Disclaimer: This post contains talk of toxic families, depression, poverty and a lot of other nasty things. No names are given in this post.
Grab a glass of something strong and take a seat. In today’s second part, I’m going to tell you about the last year of my life; the great highs and devastating lows. And how I’m taking back control of my own fate.
In the Autumn of last year, everything was going really well. I really loved my job at M&S and me and boyfriend were starting to move along at a leisurely pace. I was happy also because the family member I lived with had met someone new, A woman from Portsmouth. We both lived in Portsmouth most of our lives so it wasn’t unusual that they’d meet someone from there.
Things were moving along quite nicely and life was getting back on track. I had even picked up a couple freelance writing gigs. One was writing make-up product descriptions for a website, the other was writing escort bios and blog posts for an escort agency in Wales.
My family member started to go and see their new partner at the weekends, just like I did with mine. Although, regularly I would get a text saying that they weren’t coming back for a couple of days. Even on the day when they said they were, they would always extend it. I was annoyed because I was left with the flat and the animals, but it was ok because this was new and exciting for them.

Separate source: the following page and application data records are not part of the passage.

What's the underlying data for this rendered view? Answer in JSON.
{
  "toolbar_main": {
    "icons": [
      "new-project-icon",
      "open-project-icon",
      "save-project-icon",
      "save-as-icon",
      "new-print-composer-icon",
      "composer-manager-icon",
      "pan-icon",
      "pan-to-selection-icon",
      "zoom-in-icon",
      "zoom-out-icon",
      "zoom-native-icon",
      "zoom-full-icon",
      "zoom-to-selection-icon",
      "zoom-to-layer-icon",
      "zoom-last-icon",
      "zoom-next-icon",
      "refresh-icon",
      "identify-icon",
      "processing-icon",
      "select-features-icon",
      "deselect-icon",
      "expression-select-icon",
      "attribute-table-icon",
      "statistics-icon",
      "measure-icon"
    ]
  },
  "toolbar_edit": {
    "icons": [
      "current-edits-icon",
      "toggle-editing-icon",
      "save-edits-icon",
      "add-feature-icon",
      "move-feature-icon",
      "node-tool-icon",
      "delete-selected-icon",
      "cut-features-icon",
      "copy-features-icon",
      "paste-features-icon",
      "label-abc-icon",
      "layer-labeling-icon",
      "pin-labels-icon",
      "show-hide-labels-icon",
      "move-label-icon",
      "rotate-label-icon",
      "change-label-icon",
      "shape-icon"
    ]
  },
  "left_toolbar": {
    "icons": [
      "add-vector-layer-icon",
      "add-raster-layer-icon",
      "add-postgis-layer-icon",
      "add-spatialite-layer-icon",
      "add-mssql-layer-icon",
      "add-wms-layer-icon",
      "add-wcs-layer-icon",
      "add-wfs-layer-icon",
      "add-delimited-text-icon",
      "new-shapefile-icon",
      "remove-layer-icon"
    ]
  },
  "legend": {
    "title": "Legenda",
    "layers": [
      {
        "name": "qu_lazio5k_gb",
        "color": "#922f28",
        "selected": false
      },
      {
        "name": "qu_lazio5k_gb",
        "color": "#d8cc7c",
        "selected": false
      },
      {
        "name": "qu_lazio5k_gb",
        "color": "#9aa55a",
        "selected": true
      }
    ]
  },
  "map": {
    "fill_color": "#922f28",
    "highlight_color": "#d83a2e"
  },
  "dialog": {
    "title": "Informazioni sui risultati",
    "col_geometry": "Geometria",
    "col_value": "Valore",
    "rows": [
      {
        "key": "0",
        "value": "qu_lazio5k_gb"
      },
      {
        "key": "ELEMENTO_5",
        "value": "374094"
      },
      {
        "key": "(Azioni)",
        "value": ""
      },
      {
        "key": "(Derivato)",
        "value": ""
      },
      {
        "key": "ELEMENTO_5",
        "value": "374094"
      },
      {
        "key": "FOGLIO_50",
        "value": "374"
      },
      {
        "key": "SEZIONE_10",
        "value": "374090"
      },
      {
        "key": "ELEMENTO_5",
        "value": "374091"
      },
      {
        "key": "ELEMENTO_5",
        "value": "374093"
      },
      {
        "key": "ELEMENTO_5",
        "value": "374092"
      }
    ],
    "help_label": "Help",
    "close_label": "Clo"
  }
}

Just before Christmas they had gone down south and the usual texts would come in and the time down there would extend further and further. We were meant to go up north to spend Christmas with family and I was getting worried that they wouldn’t get back in time to sort things out for Christmas.
Christmas Eve came and everyone had to work. I was leaving for the journey on the train at midday so I took an early morning shift. The family member said that they would make it, they would go on their own. They said so many things. Around 9:00am they called me to say that they weren’t going to come and that they were spending Christmas in Portsmouth.
I was so heartbroken. I kept thinking, “how could they do this to me?” We’re family and it’s Christmas. It was only the second Christmas since my mum had died and we should have been together. I was so upset and cried all over the place. I left work early, got my things, took the dog and gave the keys to a neighbour so she could look after the cats.
Christmas was awful. Not because of where I was, but because they weren’t there. On Christmas day when I was doing the rounds on my phone, wishing people Merry Christmas, they would ask how we were and were we having a nice day? I lied and said yes and that they were off somewhere so can’t come to the phone. It was one of the worst Christmases ever.
Back at work, I was coming to the end of my fixed term contract. The company had taken 100 hours away from the store and there weren’t any full-time permanent contracts available. The best they could offer me was a 12-hour contract until the end of February and hope something bigger comes up. I took it because I genuinely enjoyed coming to work. I signed on the Universal Credit, again to make up my earnings. I jumped through all there hoops and believe me, it was like a dog competing at Crufts with all of their obstacles.
Because of my extra hours received, I earned too much to receive any financial help. I was doing everything they wanted, for nothing. All of this time, they were still in Portsmouth. I was becoming nervous about the flat I was living in because it was in his name, after being in my mums. If he wasn’t there, the housing association had to take it back and give it to someone else.
I knew I had to find a new, better paying job and luckily I found one pretty quickly. I was so sad to leave Marks & Spencers, but the fear of suddenly being thrown out at any moment and not having enough money was greater. I joined a company as an SEO writer and started to feel like a real adult in the real world. They were still in Portsmouth.
I would ring them and ask them when they were coming home because I was worried about the flat, the animals and all of the other repercussions. It was around March when they said that they were not coming back. If they had slapped me in the face it would have hurt less.
I went to my local council about what could be done and if they could help me. Sadly, because I wasn’t claiming anything anymore and because I wasn’t technically homeless, there really wasn’t a lot that could be done. I just had to join the waiting list and “bid”. As soon as I was homeless, then my priorities would change and I’d go up the list. I was not going to wait and let that happen.
So there I was, living in absolute uncertainty on the brink of being homeless and losing everything. Surely it couldn’t get any worse?
To be continued…